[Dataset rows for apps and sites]
###

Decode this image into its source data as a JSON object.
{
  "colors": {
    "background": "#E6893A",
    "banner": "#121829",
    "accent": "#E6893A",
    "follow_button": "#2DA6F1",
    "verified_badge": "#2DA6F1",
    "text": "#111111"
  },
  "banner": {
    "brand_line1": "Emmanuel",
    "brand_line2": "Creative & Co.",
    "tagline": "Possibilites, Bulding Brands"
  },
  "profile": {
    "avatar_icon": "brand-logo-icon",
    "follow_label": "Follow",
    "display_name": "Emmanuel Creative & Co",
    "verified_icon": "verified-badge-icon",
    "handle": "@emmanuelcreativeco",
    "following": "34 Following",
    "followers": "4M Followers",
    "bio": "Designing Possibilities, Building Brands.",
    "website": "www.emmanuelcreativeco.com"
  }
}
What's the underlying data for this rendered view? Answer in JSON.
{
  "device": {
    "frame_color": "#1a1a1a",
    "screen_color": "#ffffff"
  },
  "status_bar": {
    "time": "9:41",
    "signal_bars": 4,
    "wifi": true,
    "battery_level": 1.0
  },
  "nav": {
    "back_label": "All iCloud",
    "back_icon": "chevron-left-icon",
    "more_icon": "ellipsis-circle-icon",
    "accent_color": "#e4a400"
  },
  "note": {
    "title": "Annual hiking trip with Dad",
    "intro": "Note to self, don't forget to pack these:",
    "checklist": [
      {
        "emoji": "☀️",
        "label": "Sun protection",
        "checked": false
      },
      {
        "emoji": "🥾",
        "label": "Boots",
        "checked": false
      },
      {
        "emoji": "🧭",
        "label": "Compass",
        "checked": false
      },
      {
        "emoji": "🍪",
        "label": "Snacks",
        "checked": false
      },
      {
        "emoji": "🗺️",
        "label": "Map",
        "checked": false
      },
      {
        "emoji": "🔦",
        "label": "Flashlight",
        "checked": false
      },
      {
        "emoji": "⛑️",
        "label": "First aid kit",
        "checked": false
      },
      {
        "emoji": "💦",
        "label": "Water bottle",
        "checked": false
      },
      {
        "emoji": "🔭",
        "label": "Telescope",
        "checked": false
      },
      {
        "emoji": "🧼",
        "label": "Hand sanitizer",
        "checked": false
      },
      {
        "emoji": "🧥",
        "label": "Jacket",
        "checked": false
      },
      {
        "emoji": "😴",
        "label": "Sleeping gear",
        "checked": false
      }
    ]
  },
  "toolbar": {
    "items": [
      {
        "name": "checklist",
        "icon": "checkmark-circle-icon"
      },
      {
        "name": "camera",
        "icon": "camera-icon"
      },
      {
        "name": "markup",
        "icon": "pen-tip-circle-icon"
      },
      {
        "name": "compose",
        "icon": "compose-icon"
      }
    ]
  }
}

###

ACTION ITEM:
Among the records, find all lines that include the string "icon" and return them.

SOLUTION:
    "avatar_icon": "brand-logo-icon",
    "verified_icon": "verified-badge-icon",
    "back_icon": "chevron-left-icon",
    "more_icon": "ellipsis-circle-icon",
        "icon": "checkmark-circle-icon"
        "icon": "camera-icon"
        "icon": "pen-tip-circle-icon"
        "icon": "compose-icon"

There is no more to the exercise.